The effects of each block explained before will be executed here. The nonce that meets the blockchain's need of having four zeros foregoing each hash will be computed. The validate_blockchain function will be employed to validate the goodness of the blockchain. This suggests that it will check the fingerprinting on each block on the blockchain and inform us if the blockchain is sound or not. Each block should have the correct hash of the last block. If there are any differences, it is secure to believe that someone has meddled with the blocks on the blockchain. This property makes blockchains firm and tamper-proof. Ultimately, the show_blockchain function will be utilized to show all the blocks on the blockchain.
Now that we have made the blockchain class, let's use it to make our blockchain and add some obstructions to it. I will add 3 blocks to the blockchain, validate the blockchain, and eventually print the blocks and look at the result.
We can see the block's current location on the blockchain and that the validate_blockchain process returns true. Now let's meddle with our blockchain, add a new block somewhere between the blocks of the blockchain, and run the validate_blockchain function to see what it produces.
We can notice that the validate_blockchain function returns wrong because there is some mismatch in the fingerprinting; hence, the integrity of our blockchain has been compromised.
To continue this project, the blockchain can be hosted and deployed as a REST API server on the cloud that can be utilized by the users to store data on the blockchain. Obviously, our blockchain is not allocated for the sake of clarity.
If you are interested in using blockchain technology for your database, feel free to look at BigchainDB, a decentralized blockchain database. It delivers support for both Python and Node.js. Alternatively, GunDB is a popular graph-based, decentralised database engine being used in web3 applications in recent times.
To create a blockchain in Python:
Create a block class.
Define the blockchain.

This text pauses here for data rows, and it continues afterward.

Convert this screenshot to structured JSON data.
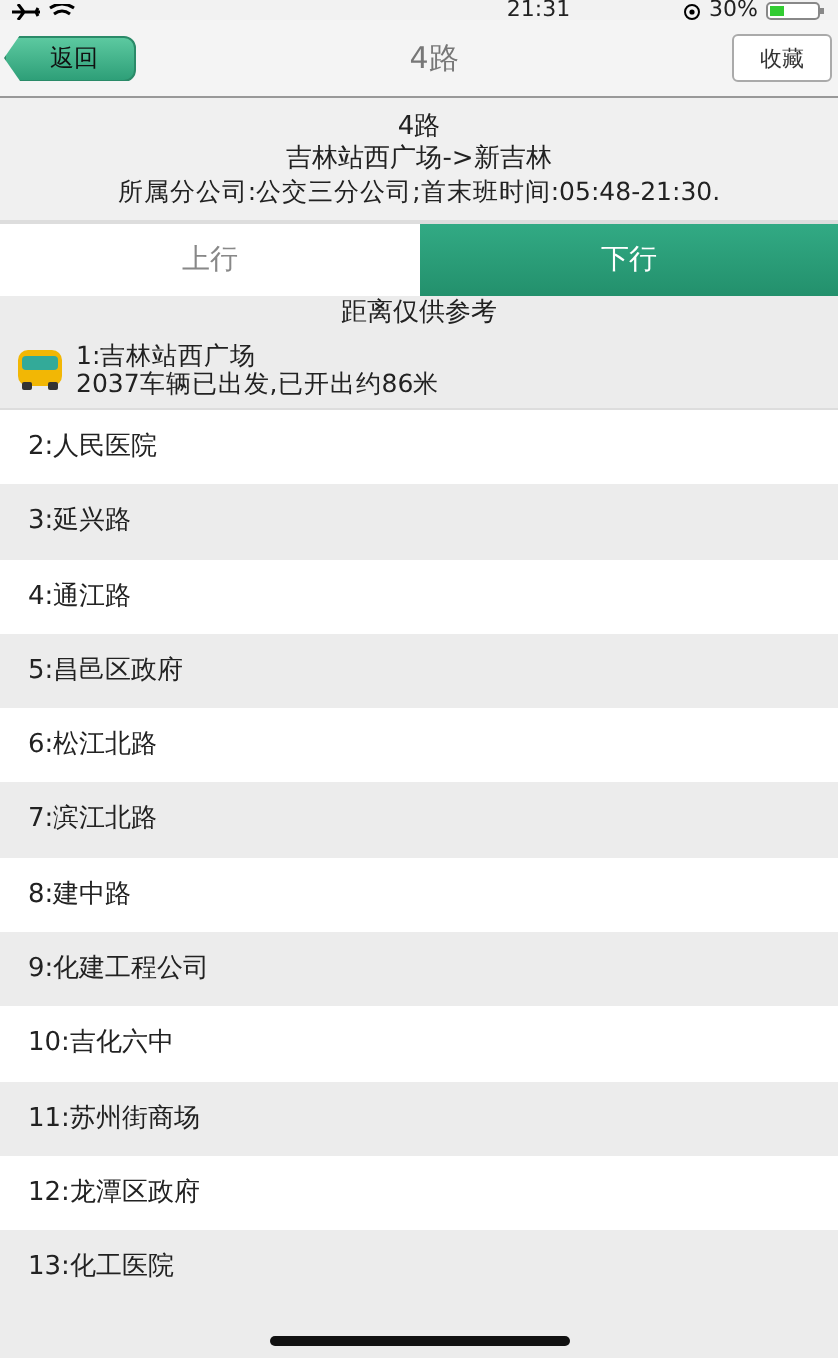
{
  "status_bar": {
    "time": "21:31",
    "battery": "30%"
  },
  "nav": {
    "back": "返回",
    "title": "4路",
    "favorite": "收藏"
  },
  "route": {
    "name": "4路",
    "direction": "吉林站西广场->新吉林",
    "info": "所属分公司:公交三分公司;首末班时间:05:48-21:30."
  },
  "tabs": [
    {
      "label": "上行",
      "selected": false
    },
    {
      "label": "下行",
      "selected": true
    }
  ],
  "note": "距离仅供参考",
  "bus": {
    "stop": "1:吉林站西广场",
    "status": "2037车辆已出发,已开出约86米"
  },
  "stops": [
    "2:人民医院",
    "3:延兴路",
    "4:通江路",
    "5:昌邑区政府",
    "6:松江北路",
    "7:滨江北路",
    "8:建中路",
    "9:化建工程公司",
    "10:吉化六中",
    "11:苏州街商场",
    "12:龙潭区政府",
    "13:化工医院"
  ]
}
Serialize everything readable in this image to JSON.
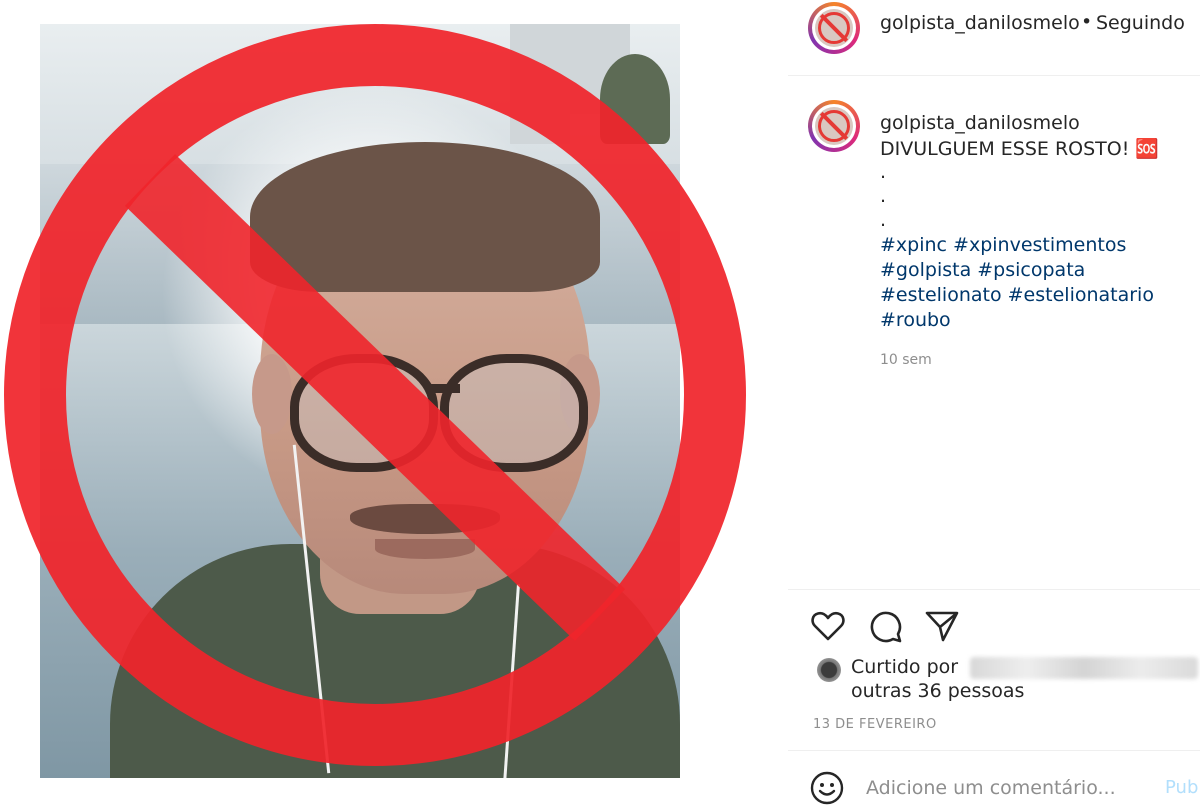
{
  "header": {
    "username": "golpista_danilosmelo",
    "separator": "•",
    "follow_status": "Seguindo"
  },
  "caption": {
    "username": "golpista_danilosmelo",
    "text": "DIVULGUEM ESSE ROSTO! 🆘",
    "dots": [
      ".",
      ".",
      "."
    ],
    "hashtags": [
      "#xpinc",
      "#xpinvestimentos",
      "#golpista",
      "#psicopata",
      "#estelionato",
      "#estelionatario",
      "#roubo"
    ],
    "time_ago": "10 sem"
  },
  "actions": {
    "like_icon": "heart-icon",
    "comment_icon": "comment-icon",
    "share_icon": "share-icon"
  },
  "likes": {
    "prefix": "Curtido por",
    "suffix": "outras 36 pessoas"
  },
  "post_date": "13 DE FEVEREIRO",
  "comment": {
    "placeholder": "Adicione um comentário...",
    "publish_label": "Pub"
  },
  "colors": {
    "ban_red": "#f0252b",
    "hashtag_blue": "#00376b",
    "muted_gray": "#8e8e8e",
    "publish_blue": "#b2dffc"
  }
}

Encrypt each block with a cryptographic hash function to ensure immutability.
To protect against hackers, include a proof-of-work method.
Build an interface or API that multiple users or nodes can use to interact with the blockchain.
They can use Python to code a blockchain without having to write a lot of code. To illustrate, Python allows the creation of a simple blockchain in less than 50 lines of code. However, Python is recommended for blockchain because you can easily perform many tasks with a single command.
There is no doubt that blockchain coding is not easy. It requires a lot of technical expertise and knowledge to be able to code a blockchain. However, many resources are available to help people learn how to code a blockchain.
There is currently a high demand for blockchain developers, leading to the potential for higher salaries. Overall, it can be a very profitable and secure career choice to become a blockchain developer.